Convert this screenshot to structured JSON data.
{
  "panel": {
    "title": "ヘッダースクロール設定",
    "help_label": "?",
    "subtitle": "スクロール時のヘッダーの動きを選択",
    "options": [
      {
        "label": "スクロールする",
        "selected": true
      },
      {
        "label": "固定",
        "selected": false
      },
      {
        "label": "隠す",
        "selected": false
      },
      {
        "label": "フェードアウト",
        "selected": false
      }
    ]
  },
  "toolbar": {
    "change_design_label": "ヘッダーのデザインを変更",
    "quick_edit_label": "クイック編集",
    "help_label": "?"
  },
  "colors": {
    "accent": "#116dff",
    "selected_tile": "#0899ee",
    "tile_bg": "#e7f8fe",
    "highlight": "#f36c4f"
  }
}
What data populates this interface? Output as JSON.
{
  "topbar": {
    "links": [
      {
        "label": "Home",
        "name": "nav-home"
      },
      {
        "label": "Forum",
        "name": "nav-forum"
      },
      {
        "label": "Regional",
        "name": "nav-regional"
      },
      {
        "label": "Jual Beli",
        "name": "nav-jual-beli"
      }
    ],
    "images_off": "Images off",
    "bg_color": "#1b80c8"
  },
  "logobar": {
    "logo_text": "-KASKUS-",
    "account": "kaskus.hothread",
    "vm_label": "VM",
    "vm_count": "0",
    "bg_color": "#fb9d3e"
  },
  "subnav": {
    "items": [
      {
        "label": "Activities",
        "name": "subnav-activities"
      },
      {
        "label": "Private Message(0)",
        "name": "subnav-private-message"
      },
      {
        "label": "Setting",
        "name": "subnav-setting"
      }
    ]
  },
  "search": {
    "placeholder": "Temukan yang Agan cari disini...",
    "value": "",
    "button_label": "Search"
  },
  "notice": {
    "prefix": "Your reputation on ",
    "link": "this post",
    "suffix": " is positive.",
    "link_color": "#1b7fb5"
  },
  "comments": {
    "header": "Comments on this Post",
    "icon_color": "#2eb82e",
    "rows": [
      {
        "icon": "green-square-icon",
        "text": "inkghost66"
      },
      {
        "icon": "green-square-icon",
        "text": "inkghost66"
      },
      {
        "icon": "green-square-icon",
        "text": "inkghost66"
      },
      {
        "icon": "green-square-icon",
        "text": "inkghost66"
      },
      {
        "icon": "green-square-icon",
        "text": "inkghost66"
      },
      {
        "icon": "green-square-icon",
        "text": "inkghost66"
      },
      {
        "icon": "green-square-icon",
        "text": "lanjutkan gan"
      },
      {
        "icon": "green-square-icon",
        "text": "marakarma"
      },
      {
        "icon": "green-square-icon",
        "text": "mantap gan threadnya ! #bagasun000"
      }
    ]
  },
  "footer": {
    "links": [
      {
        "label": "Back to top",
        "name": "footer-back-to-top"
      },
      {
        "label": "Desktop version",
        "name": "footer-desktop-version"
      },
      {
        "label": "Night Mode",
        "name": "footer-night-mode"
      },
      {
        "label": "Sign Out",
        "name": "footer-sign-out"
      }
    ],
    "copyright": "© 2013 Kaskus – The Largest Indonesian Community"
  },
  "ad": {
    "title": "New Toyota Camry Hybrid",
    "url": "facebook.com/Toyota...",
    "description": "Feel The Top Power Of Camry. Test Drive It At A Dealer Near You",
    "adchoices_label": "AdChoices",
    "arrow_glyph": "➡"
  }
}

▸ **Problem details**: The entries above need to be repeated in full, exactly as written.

▸ **Task answer**:
Convert this screenshot to structured JSON data.
{
  "panel": {
    "title": "ヘッダースクロール設定",
    "help_label": "?",
    "subtitle": "スクロール時のヘッダーの動きを選択",
    "options": [
      {
        "label": "スクロールする",
        "selected": true
      },
      {
        "label": "固定",
        "selected": false
      },
      {
        "label": "隠す",
        "selected": false
      },
      {
        "label": "フェードアウト",
        "selected": false
      }
    ]
  },
  "toolbar": {
    "change_design_label": "ヘッダーのデザインを変更",
    "quick_edit_label": "クイック編集",
    "help_label": "?"
  },
  "colors": {
    "accent": "#116dff",
    "selected_tile": "#0899ee",
    "tile_bg": "#e7f8fe",
    "highlight": "#f36c4f"
  }
}
What data populates this interface? Output as JSON.
{
  "topbar": {
    "links": [
      {
        "label": "Home",
        "name": "nav-home"
      },
      {
        "label": "Forum",
        "name": "nav-forum"
      },
      {
        "label": "Regional",
        "name": "nav-regional"
      },
      {
        "label": "Jual Beli",
        "name": "nav-jual-beli"
      }
    ],
    "images_off": "Images off",
    "bg_color": "#1b80c8"
  },
  "logobar": {
    "logo_text": "-KASKUS-",
    "account": "kaskus.hothread",
    "vm_label": "VM",
    "vm_count": "0",
    "bg_color": "#fb9d3e"
  },
  "subnav": {
    "items": [
      {
        "label": "Activities",
        "name": "subnav-activities"
      },
      {
        "label": "Private Message(0)",
        "name": "subnav-private-message"
      },
      {
        "label": "Setting",
        "name": "subnav-setting"
      }
    ]
  },
  "search": {
    "placeholder": "Temukan yang Agan cari disini...",
    "value": "",
    "button_label": "Search"
  },
  "notice": {
    "prefix": "Your reputation on ",
    "link": "this post",
    "suffix": " is positive.",
    "link_color": "#1b7fb5"
  },
  "comments": {
    "header": "Comments on this Post",
    "icon_color": "#2eb82e",
    "rows": [
      {
        "icon": "green-square-icon",
        "text": "inkghost66"
      },
      {
        "icon": "green-square-icon",
        "text": "inkghost66"
      },
      {
        "icon": "green-square-icon",
        "text": "inkghost66"
      },
      {
        "icon": "green-square-icon",
        "text": "inkghost66"
      },
      {
        "icon": "green-square-icon",
        "text": "inkghost66"
      },
      {
        "icon": "green-square-icon",
        "text": "inkghost66"
      },
      {
        "icon": "green-square-icon",
        "text": "lanjutkan gan"
      },
      {
        "icon": "green-square-icon",
        "text": "marakarma"
      },
      {
        "icon": "green-square-icon",
        "text": "mantap gan threadnya ! #bagasun000"
      }
    ]
  },
  "footer": {
    "links": [
      {
        "label": "Back to top",
        "name": "footer-back-to-top"
      },
      {
        "label": "Desktop version",
        "name": "footer-desktop-version"
      },
      {
        "label": "Night Mode",
        "name": "footer-night-mode"
      },
      {
        "label": "Sign Out",
        "name": "footer-sign-out"
      }
    ],
    "copyright": "© 2013 Kaskus – The Largest Indonesian Community"
  },
  "ad": {
    "title": "New Toyota Camry Hybrid",
    "url": "facebook.com/Toyota...",
    "description": "Feel The Top Power Of Camry. Test Drive It At A Dealer Near You",
    "adchoices_label": "AdChoices",
    "arrow_glyph": "➡"
  }
}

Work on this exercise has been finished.